My point is this: sometimes Greenwald pisses me off, but I listen anyway. And I listened Monday when he wrote about some apparent collusion between BP and federal, state and local governments to limit media access to oil spill clean-up efforts. I’m not one to indulge conspiracy theories or conspiracy theorists (though, on one occasion, I indulged both when the local handyman was telling me about how 9/11 was an inside job while repairing my air conditioning—but this is Alabama, and A/C is practically a breathing apparatus, so I’m sure you can forgive me), so I was glad to see that Greenwald’s bitching was based on reporting by Mother Jones reporter Mac McClelland and comments by CNN’s Anderson Cooper.
Last Thursday on AC 360, Cooper reported on a new rule that he said “will prevent reporters and photographers and just about anyone else from getting anywhere near booms and oil-soaked wildlife, and just about any place we need to be.” The rule, which was instituted by the Unified Command, calls for everyone to stay at least 65 feet from “all Deepwater Horizon booming operations and oil response efforts taking place in Southeast Louisiana” or face up to a $40,000 civil penalty and the potential for a felony charge. The reasoning behind the new rule is safety.
“What this means is that oil-soaked birds on an island surrounded by boom—you can’t get close enough to take that picture,” Cooper said. “Shots of oil on beaches with booms? Stay 65 feet away.”
“If we can’t show what’s happening, warts and all,” Cooper said, “no one will see what’s happening.”
Cooper’s complaints were echoed by McClelland, who reported on several first-hand incidents in which law enforcement officers denied media access to public beaches, and another encounter involving a Terrebone Parish, Louisiana sheriff’s deputy who harassed a videographer from the American Birding Association. I’m running out of room, or I’d tell you more about it—but trust me in that the complete story is pretty scary.
Greenwald rounded up a shocking and considerable pool of reports regarding limited media access, threats and intimidation. “The very idea that government officials are acting as agents of BP (of all companies) in what clearly seem to be unconstitutional acts to intimidate and impede the media is infuriating,” Greenwald wrote. “We’ve frequently heard excuses that the Federal Government has little power to do anything to BP, but they certainly seem to have ample power to do a great deal for them” [emphasis in the original].
LET’S DO THE NUMBERS: It has now been 80 days since the Deepwater Horizon drilling rig exploded and sank, and oil began gushing from the sea floor. The scientists in the Flow Rate Technical Group estimate that the well is spewing oil into the Gulf of Mexico at a rate of 35,000 to 60,000 barrels a day, or 1.5 million to 2.5 million gallons a day. At those rates, one might estimate that between 2.8 million barrels (117 million gallons) and 4.8 million barrels (201 million gallons) have escaped from the well. Another estimate puts the number of spilled barrels as high as 7.8 million barrels (328 million gallons).

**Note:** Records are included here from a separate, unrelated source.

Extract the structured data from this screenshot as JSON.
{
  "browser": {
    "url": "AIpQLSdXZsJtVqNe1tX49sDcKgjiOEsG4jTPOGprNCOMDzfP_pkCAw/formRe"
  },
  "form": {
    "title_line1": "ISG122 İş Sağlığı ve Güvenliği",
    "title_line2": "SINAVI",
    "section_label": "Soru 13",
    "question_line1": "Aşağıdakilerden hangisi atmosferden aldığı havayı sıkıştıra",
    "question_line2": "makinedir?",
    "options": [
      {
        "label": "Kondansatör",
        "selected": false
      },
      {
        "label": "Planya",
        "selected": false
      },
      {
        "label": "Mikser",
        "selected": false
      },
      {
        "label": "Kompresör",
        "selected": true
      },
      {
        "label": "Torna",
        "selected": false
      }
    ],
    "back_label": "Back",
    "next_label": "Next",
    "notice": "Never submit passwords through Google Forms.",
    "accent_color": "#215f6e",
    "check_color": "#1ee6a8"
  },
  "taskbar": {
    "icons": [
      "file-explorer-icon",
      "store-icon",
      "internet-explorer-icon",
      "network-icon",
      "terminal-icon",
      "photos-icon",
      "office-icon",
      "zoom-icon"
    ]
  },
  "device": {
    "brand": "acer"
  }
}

As of Wednesday, the U.S. Fish & Wildlife Service reported collecting at least 1,387 birds, 444 sea turtles and 53 mammals that have died due to the spill. They have 940 birds, 104 turtles and two mammals that are oiled but alive, and 410 birds, three turtles and one sea mammal have been cleaned and released.
According to CNNMoney.com, BP has spent $3.12 billion in clean-up related costs. That includes 47,000 claims against the company that BP has paid (95,000 claims were submitted) totaling $147 million.

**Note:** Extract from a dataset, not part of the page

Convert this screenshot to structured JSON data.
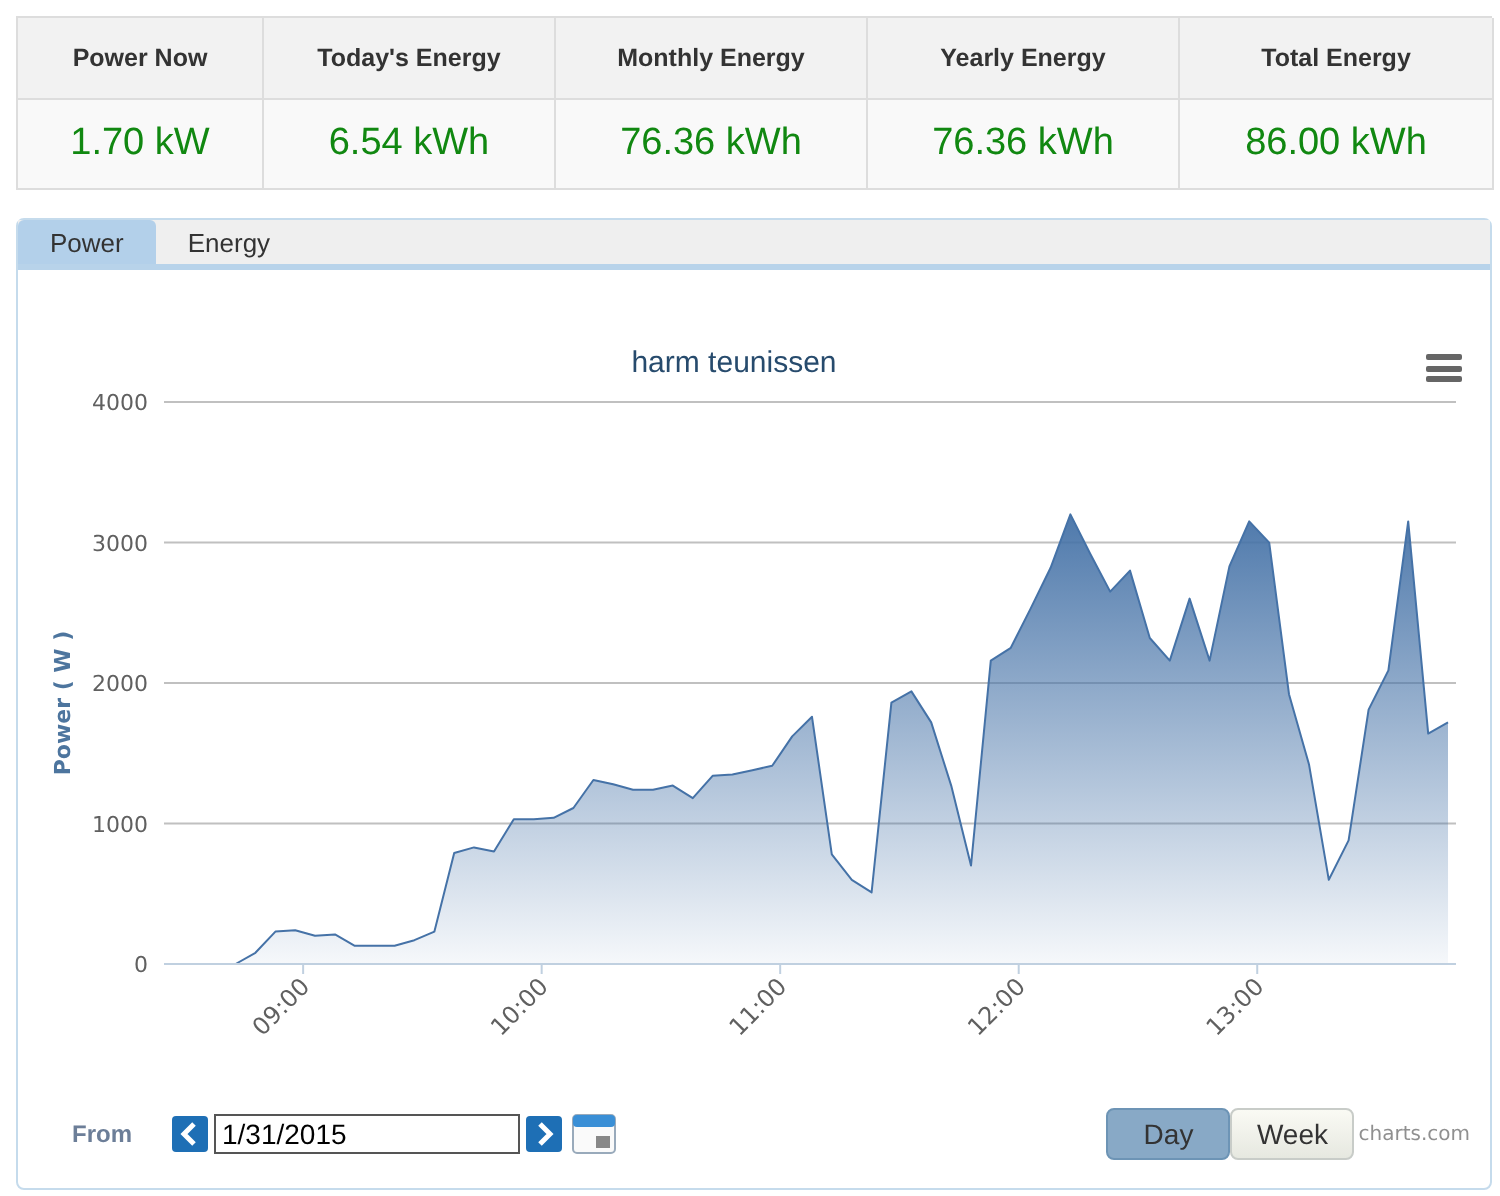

About 34 percent of the Gulf of Mexico is now closed for fishing.
About 484 miles of shoreline has been oiled, including 62 miles in Alabama. Oil has now been found on the shoreline of every state on the Gulf of Mexico, though oil found early this week in Texas was lightly weathered, leading some to believe that it may have hitched a ride on a contaminated boat rather than washing ashore through more natural means.